* _ACTIVITY_
Report every line below that holds the word "Breached".

------ SUPPLIED MATERIAL ------

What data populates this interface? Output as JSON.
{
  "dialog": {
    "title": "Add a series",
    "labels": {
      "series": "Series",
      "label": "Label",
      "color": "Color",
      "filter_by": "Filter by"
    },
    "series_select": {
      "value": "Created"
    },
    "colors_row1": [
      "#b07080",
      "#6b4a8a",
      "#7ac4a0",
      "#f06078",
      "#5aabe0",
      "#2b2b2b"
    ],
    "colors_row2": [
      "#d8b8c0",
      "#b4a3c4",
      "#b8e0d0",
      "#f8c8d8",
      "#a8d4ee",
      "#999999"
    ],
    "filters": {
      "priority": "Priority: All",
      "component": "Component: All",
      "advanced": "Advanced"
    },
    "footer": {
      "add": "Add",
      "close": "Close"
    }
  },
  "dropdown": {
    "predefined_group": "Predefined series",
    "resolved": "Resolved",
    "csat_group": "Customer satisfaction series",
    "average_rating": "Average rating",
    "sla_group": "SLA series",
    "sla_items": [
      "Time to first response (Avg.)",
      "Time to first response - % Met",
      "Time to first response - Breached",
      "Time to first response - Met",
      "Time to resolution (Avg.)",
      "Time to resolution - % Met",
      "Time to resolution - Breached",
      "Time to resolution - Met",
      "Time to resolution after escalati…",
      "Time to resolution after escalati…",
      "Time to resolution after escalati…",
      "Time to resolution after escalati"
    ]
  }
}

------
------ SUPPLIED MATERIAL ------

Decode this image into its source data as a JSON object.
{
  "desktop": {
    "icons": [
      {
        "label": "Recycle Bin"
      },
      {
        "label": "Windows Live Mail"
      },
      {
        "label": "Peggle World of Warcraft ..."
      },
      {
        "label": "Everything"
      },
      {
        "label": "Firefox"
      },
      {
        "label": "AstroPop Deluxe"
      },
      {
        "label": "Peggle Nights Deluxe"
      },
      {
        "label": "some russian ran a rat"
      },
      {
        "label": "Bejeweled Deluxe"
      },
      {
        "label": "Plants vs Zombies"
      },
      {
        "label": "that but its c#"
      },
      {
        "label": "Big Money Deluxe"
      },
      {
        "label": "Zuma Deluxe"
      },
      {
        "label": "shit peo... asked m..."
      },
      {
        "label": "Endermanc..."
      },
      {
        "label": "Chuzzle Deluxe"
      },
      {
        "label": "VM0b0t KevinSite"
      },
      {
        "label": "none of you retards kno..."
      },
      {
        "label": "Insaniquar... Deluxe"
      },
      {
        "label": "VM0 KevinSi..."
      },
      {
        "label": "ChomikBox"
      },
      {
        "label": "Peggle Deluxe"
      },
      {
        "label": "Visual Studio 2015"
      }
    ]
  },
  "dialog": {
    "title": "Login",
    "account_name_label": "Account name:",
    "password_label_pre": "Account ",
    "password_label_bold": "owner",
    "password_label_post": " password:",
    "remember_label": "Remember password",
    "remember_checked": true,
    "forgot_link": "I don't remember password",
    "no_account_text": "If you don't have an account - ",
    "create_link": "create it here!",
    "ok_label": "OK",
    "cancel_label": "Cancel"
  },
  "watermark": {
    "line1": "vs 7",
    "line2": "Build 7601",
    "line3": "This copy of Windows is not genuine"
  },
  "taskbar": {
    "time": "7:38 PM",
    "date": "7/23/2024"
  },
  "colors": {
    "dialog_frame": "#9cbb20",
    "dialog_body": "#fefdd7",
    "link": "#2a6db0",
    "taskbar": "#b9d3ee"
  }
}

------

* _EXPECTED ANSWER_
      "Time to first response - Breached",
      "Time to resolution - Breached",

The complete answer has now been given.